Africa’s leading oil producers Nigeria and Angola will dominate oil and gas production in sub-Saharan Africa over the next five years, a recent report by Africa Energy Chamber says.
According to the African Energy Outlook 2020, energy production in Nigeria is projected to grow by 4.71 percent between 2019 and 2025. The forecast is based on a series of factors.
First, Total’s Egina deepwater field came on stream at the beginning of 2019, boosting crude production by nearly 10 percent or just over 200,000 barrels per day (bpd).
While the development of two new offshore fields has been slower than expected, they are scheduled to come on-stream in 2020. At their peak, the Anyala (OML 83) and Madu (OML 85) fields are expected to yield 50,000 bpd and 120 million standard cubic feet per day respectively.
In addition, the final investment decision (FID) for the Bonga South West project is expected by 2022, with production scheduled to start in 2024. The field could add 225,000 bpd at peak flow.
There is growing momentum in Nigerian gas as well, the report added. But delay in the FID on the Train 7 liquefaction facility is holding up other projects which could supply feedstock to the facility.
Meanwhile, current forecasts estimate that Angola’s oil and gas output will fall by nearly 6 percent between 2019 and 2025. This is as a result of a decline in upstream investment in recent years – production fell by over 300,000 bpd – triggered by low oil prices, as well as the country’s high cost and challenging business environment.
However, the new administration under President João Lourenço is implementing a reform agenda that is rekindling interest. Oil firm BP is expected to start drilling wells in its deepwater Platina field (Block 18) by mid-2020 with first oil expected in 2021/2022 even as the government plans to award 50 blocks over the next five years.
New emerging force
Although the top oil producers should maintain their position in the region over the next five years, their share of total SSA daily production is projected to fall from 73.9 percent in 2019 to 58 percent in 2025 – more than a one-fifth loss of market share.
Mozambique’s growth is the key driving force behind this shift. Though one of the least economically developed on the continent, the south-eastern African nation holds nearly 3 trillion cubic feet of gas reserves – the third largest on the continent, behind Nigeria and Algeria.
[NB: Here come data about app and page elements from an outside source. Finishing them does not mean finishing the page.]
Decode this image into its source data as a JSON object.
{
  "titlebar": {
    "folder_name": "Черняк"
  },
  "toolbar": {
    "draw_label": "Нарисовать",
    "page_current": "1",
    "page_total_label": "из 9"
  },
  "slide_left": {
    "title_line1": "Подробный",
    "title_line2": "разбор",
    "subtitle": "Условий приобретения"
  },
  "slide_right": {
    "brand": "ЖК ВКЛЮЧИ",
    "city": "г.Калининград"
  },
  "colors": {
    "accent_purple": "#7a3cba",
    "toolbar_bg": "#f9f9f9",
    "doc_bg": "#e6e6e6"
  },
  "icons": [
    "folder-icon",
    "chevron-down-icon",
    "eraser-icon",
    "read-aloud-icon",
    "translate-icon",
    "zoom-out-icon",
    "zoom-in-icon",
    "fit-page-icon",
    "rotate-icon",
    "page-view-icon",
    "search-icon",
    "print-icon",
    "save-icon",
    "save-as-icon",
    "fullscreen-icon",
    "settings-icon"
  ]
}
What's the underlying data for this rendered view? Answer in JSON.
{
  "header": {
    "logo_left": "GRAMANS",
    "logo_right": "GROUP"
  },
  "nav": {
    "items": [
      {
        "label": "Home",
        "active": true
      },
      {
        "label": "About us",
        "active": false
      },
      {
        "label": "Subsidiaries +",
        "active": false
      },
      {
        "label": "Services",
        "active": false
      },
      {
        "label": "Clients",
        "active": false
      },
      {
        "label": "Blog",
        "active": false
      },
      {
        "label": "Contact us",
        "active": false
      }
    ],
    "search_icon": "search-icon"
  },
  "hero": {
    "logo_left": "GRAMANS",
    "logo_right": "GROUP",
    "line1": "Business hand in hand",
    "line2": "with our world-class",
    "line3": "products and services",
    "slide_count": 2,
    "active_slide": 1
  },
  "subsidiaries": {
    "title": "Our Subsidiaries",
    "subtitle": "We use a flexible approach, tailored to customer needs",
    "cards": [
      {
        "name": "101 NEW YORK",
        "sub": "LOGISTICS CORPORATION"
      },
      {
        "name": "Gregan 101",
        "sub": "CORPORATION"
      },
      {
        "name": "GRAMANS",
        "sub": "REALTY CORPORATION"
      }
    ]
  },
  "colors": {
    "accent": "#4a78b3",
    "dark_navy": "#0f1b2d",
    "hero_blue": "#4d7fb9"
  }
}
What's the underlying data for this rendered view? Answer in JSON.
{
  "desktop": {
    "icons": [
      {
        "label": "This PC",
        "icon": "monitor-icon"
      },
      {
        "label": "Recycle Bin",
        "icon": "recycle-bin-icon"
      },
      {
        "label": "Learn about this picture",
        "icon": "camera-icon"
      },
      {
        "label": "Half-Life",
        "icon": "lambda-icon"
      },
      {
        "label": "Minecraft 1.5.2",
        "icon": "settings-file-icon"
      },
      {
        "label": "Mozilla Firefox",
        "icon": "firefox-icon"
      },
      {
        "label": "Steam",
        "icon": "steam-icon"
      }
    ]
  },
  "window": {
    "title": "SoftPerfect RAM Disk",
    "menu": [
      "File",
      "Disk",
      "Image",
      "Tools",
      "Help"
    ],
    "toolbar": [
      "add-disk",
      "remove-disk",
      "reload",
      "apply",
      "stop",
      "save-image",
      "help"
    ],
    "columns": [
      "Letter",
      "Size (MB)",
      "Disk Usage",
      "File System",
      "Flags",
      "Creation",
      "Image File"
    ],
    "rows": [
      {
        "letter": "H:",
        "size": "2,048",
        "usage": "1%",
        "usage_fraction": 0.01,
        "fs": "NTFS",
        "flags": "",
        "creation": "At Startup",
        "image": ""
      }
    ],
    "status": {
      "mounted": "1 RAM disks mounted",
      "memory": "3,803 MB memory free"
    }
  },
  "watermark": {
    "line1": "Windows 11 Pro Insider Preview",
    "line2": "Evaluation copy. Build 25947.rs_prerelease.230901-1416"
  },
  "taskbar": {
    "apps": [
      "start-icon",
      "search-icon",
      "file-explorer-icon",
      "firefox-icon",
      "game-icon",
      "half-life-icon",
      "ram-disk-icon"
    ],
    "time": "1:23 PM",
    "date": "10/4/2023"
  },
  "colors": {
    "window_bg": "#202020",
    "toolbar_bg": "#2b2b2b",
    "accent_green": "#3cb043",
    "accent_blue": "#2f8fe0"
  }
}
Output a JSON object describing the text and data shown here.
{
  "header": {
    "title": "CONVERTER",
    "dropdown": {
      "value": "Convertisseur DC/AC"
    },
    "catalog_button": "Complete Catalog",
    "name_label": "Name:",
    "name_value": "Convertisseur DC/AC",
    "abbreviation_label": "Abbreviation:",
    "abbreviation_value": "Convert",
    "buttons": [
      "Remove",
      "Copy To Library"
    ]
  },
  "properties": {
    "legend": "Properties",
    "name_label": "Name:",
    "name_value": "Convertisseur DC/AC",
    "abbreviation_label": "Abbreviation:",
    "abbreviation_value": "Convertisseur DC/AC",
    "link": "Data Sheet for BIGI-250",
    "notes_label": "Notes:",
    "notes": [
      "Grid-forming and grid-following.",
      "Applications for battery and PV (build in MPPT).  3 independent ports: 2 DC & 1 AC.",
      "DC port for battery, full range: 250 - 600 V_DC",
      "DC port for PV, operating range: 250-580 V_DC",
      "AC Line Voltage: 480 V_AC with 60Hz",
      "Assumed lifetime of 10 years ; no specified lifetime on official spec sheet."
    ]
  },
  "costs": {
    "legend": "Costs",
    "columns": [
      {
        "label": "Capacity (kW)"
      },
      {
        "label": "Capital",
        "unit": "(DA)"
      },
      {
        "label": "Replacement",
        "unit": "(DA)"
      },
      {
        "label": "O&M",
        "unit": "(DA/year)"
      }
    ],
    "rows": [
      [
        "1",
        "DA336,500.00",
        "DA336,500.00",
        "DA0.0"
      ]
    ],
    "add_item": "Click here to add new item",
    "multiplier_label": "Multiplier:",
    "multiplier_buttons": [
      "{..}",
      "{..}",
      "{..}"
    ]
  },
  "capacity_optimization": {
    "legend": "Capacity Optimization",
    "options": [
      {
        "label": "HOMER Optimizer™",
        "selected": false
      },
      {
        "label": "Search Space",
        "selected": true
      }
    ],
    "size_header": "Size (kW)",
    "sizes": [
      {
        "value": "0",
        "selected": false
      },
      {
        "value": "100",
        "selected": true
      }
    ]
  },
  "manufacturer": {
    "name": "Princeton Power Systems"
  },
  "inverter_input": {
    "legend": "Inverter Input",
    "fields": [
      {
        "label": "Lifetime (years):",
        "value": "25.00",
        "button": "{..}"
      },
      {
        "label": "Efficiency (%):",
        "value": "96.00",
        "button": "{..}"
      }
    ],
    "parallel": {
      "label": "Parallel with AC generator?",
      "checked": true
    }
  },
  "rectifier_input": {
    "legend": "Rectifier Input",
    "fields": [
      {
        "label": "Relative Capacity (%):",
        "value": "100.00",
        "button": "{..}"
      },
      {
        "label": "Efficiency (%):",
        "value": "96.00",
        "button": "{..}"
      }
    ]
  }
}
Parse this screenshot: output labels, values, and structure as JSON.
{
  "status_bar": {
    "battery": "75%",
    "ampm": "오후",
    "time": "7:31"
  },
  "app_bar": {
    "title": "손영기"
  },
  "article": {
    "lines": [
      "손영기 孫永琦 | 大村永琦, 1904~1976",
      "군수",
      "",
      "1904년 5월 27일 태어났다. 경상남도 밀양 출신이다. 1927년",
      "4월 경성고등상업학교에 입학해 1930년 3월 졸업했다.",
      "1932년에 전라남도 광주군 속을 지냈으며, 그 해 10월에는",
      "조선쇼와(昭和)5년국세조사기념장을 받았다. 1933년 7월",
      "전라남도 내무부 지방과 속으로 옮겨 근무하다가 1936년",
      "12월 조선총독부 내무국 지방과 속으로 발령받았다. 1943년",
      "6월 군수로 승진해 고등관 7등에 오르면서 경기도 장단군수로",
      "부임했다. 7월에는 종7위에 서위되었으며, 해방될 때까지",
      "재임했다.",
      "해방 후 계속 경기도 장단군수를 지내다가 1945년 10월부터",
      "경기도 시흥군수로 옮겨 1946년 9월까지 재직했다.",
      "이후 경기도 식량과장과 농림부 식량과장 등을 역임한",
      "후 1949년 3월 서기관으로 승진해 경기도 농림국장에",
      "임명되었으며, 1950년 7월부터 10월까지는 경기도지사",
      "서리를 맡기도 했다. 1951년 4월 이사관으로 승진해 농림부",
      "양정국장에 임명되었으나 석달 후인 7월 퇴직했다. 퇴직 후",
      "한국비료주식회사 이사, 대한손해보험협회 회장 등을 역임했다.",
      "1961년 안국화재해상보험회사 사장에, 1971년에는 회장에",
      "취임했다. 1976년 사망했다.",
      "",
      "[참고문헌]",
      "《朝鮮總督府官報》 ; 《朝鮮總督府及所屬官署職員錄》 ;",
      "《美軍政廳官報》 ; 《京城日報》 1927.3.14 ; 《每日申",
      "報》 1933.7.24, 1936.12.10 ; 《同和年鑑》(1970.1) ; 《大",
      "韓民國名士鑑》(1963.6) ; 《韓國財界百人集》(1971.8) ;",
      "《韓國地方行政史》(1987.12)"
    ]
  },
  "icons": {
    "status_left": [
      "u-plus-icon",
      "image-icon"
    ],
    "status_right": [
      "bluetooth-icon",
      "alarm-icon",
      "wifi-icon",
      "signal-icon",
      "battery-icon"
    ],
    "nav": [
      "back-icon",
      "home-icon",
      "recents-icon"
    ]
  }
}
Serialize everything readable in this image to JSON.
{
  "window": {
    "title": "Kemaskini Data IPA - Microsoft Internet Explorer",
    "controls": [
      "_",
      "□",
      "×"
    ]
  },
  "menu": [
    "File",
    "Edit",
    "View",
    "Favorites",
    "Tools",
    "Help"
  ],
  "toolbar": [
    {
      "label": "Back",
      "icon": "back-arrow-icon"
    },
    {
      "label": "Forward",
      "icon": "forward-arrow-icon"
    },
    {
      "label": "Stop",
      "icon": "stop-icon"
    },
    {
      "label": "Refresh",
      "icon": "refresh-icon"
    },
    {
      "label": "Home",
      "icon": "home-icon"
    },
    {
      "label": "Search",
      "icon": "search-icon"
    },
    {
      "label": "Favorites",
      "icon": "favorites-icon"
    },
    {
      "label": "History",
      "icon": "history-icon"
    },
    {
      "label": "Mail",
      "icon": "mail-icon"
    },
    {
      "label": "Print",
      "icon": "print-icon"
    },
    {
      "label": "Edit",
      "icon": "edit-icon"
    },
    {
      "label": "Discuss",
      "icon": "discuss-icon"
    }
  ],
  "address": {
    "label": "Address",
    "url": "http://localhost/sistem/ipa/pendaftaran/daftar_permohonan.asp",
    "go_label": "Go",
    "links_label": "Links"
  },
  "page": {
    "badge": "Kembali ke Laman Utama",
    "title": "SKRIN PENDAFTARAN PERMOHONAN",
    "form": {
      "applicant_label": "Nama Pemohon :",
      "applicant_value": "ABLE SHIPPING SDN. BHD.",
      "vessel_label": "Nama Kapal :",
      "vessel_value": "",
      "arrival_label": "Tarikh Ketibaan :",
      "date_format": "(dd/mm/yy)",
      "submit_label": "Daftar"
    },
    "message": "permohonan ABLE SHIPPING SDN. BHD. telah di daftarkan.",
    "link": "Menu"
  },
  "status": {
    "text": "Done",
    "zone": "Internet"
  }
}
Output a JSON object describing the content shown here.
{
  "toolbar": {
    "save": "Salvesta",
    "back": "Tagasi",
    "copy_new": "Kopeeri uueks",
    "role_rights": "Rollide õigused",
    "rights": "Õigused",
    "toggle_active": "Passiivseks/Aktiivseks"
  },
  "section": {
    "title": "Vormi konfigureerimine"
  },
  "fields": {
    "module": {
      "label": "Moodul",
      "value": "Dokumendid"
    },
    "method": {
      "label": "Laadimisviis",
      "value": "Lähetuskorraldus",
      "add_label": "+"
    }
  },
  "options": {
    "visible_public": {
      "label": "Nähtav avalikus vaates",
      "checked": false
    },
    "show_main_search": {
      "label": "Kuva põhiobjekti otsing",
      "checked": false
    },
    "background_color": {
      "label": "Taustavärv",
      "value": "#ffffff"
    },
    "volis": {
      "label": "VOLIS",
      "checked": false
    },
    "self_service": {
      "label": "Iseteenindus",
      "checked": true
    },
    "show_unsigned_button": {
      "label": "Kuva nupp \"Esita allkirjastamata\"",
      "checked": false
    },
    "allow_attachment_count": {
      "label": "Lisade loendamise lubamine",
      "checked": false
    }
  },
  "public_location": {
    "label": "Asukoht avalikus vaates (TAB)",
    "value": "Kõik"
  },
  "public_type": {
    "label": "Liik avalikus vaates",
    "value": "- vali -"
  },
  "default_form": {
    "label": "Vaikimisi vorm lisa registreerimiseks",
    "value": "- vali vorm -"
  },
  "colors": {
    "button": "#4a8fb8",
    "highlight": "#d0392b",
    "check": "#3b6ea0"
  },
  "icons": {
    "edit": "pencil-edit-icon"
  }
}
“Over the next five years, IOCs, including Eni and Total, will be working to bring more than 30 million metric tons of annual gas production online, catapulting Mozambique into a significant global LNG supplier,” the report says.
Other noteworthy, albeit small, growth markets are Senegal, Mauritania (gas) and Kenya (oil). They are expected to see commercial levels of production come online in the next few years while Ghana and South Africa should also record increased levels of exploration activity.
Nigeria remains the “pre-eminent SSA oil and gas market, both in terms of production and proven reserves,” the report adds. But converting this potential into increased capacity will require “a more stable policy environment and the development of key infrastructure projects,” such as the Dangote Refinery.
Source: Ventures Africa